Conventional collectivist created authority is a deception in consciousness. You are your own Authority!

Thursday, November 24, 2011

“The Body” v. TSA

Professional wrestlers and politicians are generally held in equal low esteem on my personal scale of favorite persons, but straight talking libertarian former Minnesota Governor and professional wrestler Jesse "The Body" Ventura rates as a clear exception to my rule. He’s a good guy, a decent fellow all around, and my favorite politician.

That’s why I sympathize with him deeply for being so upset over the fact that his airport security lawsuit was dismissed recently by a Federal District Judge in St. Paul Minnesota. I agree with him wholeheartedly in spirit but, had he been my client, I’d have told him frankly from the beginning that his noble cause was likely doomed to fail.   

Mr. Ventura apparently had titanium hip implant replacement surgery in 2008. His implant sets off the airport metal detectors every time, and last November when he attempted to board a plane at the Minneapolis-St. Paul International Airport, the alarms went off again.

This time he was subjected to one of those mortifying all intrusive TSA full-body pat-down searches which made him furious.
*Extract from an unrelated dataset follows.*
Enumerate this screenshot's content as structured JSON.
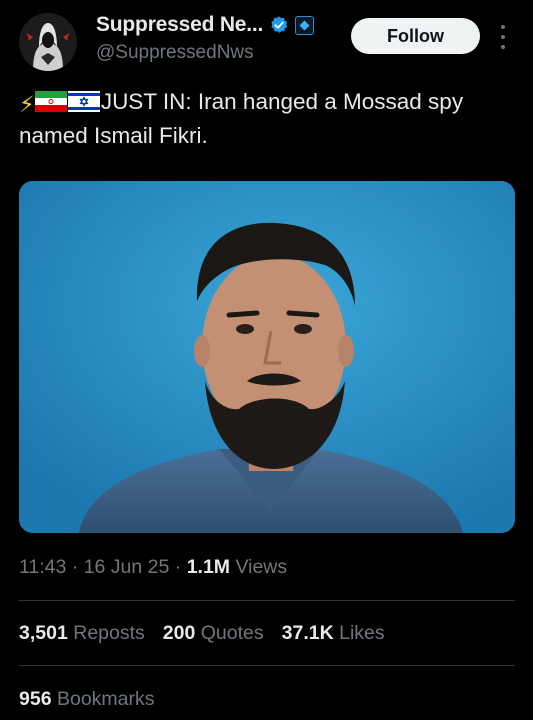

He said he hasn't flown since and won't fly commercially again.

So last January he sued the federal government claiming that his treatment at the airport by the TSA amounted to an unreasonable and therefore unlawful search in violation of his Fourth Amendment rights under the United States Constitution.

I couldn’t agree with him more, but unfortunately current legal precedent is not exactly on our side, and that’s why the federal district judge tossed his case out, saying essentially that it should have been filed in a Circuit Court of Appeals.

This development has upset my man so much he’s threatened to apply for dual citizenship so that he can spend more time in Mexico -- or failing that, run for president of what he calls "the Fascist States of America."

He certainly does have a way with words for which I admire.

"I will not, in a free country, be treated like a criminal. In our airports today, we citizens are treated like criminals. We're guilty until we're proven innocent."

He’s lost his patriotism: "I will never stand for a national anthem again. I will turn my back and I will raise a fist," he declared.

My sentiments exactly!

"I want a trial by jury. They tell me I can have a jury decide my fate," he said. "If given a jury, I will win."

Well, I don’t know where he got that idea. Maybe he didn’t listen to his lawyer, or maybe his lawyer forgot the basic rule that juries can decide only questions of fact – not questions of law. He’s not entitled to a jury trial. The facts are not in dispute.

Whether TSA airport searches violate the Constitution’s Fourth Amendment is purely a question of law for a court to decide, and in this instance, the 9th Circuit Federal Court of Appeals, in the 2005 case of U.S. v. Marquez, upheld earlier precedent that airport searches are administrative in nature, and reasonable if: (1) no more extensive or intensive than necessary, in light of current technology, to detect weapons or explosives; (2) confined in good faith to that purpose; and (3) passengers may avoid the search by electing not to fly.

That’s why the case was booted. The U.S. Supreme Court has not yet decided whether TSA random pat-down searches are constitutional, but current lower federal court precedent is not helpful.

I think my favorite politician should file an appeal to the 8th Federal Circuit Court of Appeals, and if he loses again there he should file an application for a Writ of Certiorari with the U.S. Supreme Court, and beg them to hear the case.

I’m rooting for ya, Jessie!

Good luck!


  1. I'm interested in something of a gray area between the allowance that "passengers may avoid the search by electing not to fly" and what a passenger understands as "no more extensive or intensive than necessary." What happens when a passenger begins the screening process with the understanding that a search will contain only "X" methods (for instance, metal detectors and wands), but then finds that he/she will be subjected to "Y" methods (like pat-downs and backscatter machines) instead of or in addition to "X." Is the passenger obligated to finish the screening process regardless of methods used? Once the process is begun, is there an opportunity to leave without legal repercussion? I'm rather confused by all this.

  2. My understanding is that the passenger may elect to decline the search at any time subject to being denied boarding the flight.

  3. Anonymous: yes, legally, probably. But the TSA break laws. They're certainly not people to trust with security, and they will try to arrest you (illegally, as they're not cops), have you arrested, or threaten you with a massive fine. If any other perverts were molesting kids, they'd be shot dead on sight in a country full of guns. Why are all you "brave" Americans so scared of the TSA? Do what you need to do. And make sure everyone knows why you did it.